■ Exercise instructions:
Return, from the data that follows, each line that holds the word "label".
==== Information provided
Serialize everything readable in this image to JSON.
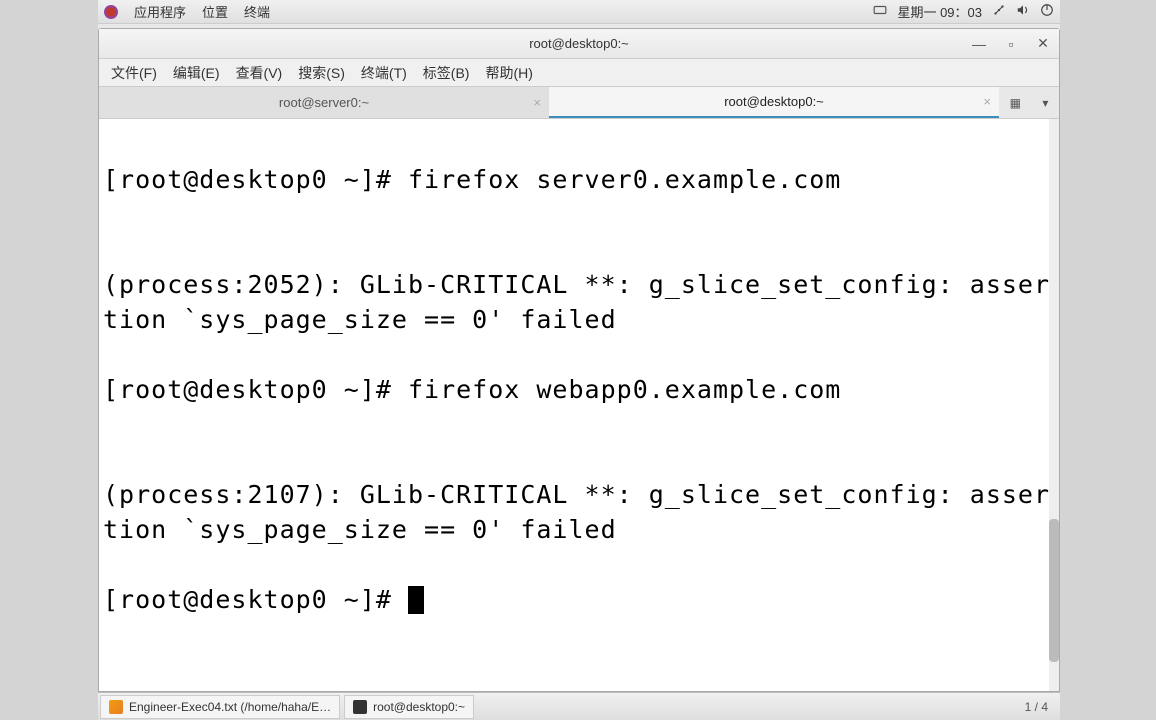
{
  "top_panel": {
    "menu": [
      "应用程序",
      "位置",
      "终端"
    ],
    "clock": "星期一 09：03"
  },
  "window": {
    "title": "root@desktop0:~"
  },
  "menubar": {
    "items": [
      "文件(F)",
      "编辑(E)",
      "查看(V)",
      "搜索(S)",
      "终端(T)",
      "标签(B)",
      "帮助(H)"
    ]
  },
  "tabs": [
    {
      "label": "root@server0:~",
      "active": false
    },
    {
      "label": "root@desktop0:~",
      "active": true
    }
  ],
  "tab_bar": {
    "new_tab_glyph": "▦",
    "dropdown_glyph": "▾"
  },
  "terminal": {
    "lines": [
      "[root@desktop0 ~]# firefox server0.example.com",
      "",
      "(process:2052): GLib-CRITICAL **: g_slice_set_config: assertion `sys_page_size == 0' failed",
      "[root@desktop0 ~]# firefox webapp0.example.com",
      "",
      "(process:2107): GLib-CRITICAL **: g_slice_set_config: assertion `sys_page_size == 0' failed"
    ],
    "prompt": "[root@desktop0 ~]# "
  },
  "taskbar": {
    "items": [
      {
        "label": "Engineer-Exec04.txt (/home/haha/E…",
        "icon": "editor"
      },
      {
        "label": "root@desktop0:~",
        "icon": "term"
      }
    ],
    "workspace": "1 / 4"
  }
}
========
■ Your response:
      "label": "root@server0:~",
      "label": "root@desktop0:~",
        "label": "Engineer-Exec04.txt (/home/haha/E…",
        "label": "root@desktop0:~",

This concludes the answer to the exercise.